April 27, 2017, Adrian, Michigan – History fans in Michigan are now familiar with Sister Ann Joachim Joachim, OP (1901-1981), a particularly colorful and prominent Adrian Dominican Sister, thanks to an article written by an Adrian Dominican Associate.
Arlene Bachanov’s article, “‘Sister Cannonball’: The Nun Who Shook Up Adrian,” was published in the May/June issue of Michigan History. The article details the amazing life of Sister Ann Joachim before and after she entered the Congregation and her influence on society.
“She led such a colorful life,” Arlene said of Sister Ann Joachim in an interview. She was a pilot; a boxer; a lawyer who waged a two-year court battle to keep the Wabash Cannon Ball train running (which earned her the moniker “Sister Cannonball”); the first woman attorney to be admitted to practice before the U.S. Supreme Court; and a one-term Commissioner for the City of Adrian. Because of her involvement, Sister Ann Joachim was “very important to the history of southeastern Michigan,” Arlene said.
Researcher and writer for the Adrian Dominican Sisters’ History Department since September 2010, Arlene said she was impressed with Sister Ann Joachim’s decision to enter the Congregation. “She struggled greatly about the idea of joining the Congregation,” Arlene said. “It came down to making a bargain with God. If she won a certain difficult case, she would join up. I really respected the fact that she was willing to give up everything she had. She gave up the treasures of the world. It was not enough for her.”
Sister Ann Joachim had been a socialite before she entered the Adrian Dominicans, Arlene noted. She knew a number of prominent people, including Michigan Governors Frank Murphy (1937-1939), one of her law professors, and G. Mennen “Soapy” Williams (1949-1951), as well as Detroit Mayor Jerome Cavanagh (1962-1970).
Arlene first encountered Sister Ann Joachim while writing archival profiles of a number of Adrian Dominican Sisters. Sister Nadine Foley, OP, Congregation Historian, had suggested that she write about Sister Ann Joachim.

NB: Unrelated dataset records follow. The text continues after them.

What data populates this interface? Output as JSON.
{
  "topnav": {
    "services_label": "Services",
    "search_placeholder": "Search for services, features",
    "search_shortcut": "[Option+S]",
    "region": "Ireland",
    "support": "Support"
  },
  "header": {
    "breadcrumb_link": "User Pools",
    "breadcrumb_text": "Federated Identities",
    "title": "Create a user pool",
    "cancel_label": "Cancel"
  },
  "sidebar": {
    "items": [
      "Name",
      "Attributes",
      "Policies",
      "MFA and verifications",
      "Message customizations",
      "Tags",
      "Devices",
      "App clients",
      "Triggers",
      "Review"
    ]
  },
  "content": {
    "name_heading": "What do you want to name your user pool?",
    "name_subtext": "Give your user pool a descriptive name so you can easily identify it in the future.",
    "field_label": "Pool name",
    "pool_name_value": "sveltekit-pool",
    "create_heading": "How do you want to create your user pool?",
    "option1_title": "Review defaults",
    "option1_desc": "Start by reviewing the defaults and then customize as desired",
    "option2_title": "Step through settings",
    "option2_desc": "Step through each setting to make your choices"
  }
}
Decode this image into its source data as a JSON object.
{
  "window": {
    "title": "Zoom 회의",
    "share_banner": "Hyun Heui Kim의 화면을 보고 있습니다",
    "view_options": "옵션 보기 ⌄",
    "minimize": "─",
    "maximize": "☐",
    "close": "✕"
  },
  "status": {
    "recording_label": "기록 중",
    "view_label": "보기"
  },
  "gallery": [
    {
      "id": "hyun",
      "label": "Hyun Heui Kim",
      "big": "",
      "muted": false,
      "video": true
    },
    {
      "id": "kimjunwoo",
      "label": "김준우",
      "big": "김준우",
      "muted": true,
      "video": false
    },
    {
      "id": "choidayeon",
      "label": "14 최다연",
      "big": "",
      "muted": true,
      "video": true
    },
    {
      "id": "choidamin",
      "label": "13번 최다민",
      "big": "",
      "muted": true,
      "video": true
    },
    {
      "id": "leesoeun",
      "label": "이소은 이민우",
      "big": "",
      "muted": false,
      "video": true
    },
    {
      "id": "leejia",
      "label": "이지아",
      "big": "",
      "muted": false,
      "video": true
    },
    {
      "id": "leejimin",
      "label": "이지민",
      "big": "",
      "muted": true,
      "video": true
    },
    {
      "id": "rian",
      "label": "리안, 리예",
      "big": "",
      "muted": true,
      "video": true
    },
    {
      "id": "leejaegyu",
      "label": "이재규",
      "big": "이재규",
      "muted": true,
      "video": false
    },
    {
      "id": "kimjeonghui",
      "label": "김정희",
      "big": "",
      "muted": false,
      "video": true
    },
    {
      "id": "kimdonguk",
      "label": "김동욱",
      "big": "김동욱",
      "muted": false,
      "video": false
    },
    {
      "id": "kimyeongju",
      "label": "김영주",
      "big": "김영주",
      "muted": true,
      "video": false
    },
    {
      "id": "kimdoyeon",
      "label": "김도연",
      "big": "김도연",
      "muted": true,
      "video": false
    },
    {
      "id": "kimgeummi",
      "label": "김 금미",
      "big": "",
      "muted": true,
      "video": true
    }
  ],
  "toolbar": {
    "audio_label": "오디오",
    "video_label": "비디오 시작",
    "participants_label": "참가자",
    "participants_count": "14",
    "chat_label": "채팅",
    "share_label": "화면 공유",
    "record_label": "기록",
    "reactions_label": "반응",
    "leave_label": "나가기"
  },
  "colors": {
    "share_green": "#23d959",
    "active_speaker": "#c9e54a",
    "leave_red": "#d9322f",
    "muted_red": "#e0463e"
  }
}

Arlene had wanted to write about Sister Ann Joachim for a long time after first encountering her. She submitted a proposal to the Historical Society of Michigan in August 2016 and later that month received a request for a manuscript for the Society’s approval. She submitted the manuscript on October 25 and received the approval the next day.
Arlene conducted her research in the Congregation’s archives, the Siena Heights University archives, and at the Lenawee County Historical Society, the Bentley Historical Library at the University of Michigan in Ann Arbor, the State Library of Michigan, and state archives. In addition, she received help from the reference librarian at Michigan State University.
Arlene relishes the work of historians. “I’ve always liked history,” she said. “I like to hear stories about people and events and to put them in the context of our times. History lets me be a puzzle-solver, putting together the bits and pieces that I uncover.”
She hopes that readers of her article will take away is the idea that “Sister Ann Joachim was an amazing person. She exploded the stereotypes of women religious. … She was a go-getter and deeply committed, never doing anything half-heartedly.”
The current issue of Michigan History can be found at Meijer and Barnes & Noble stores in addition to a variety of Michigan bookstores. To order online, click here.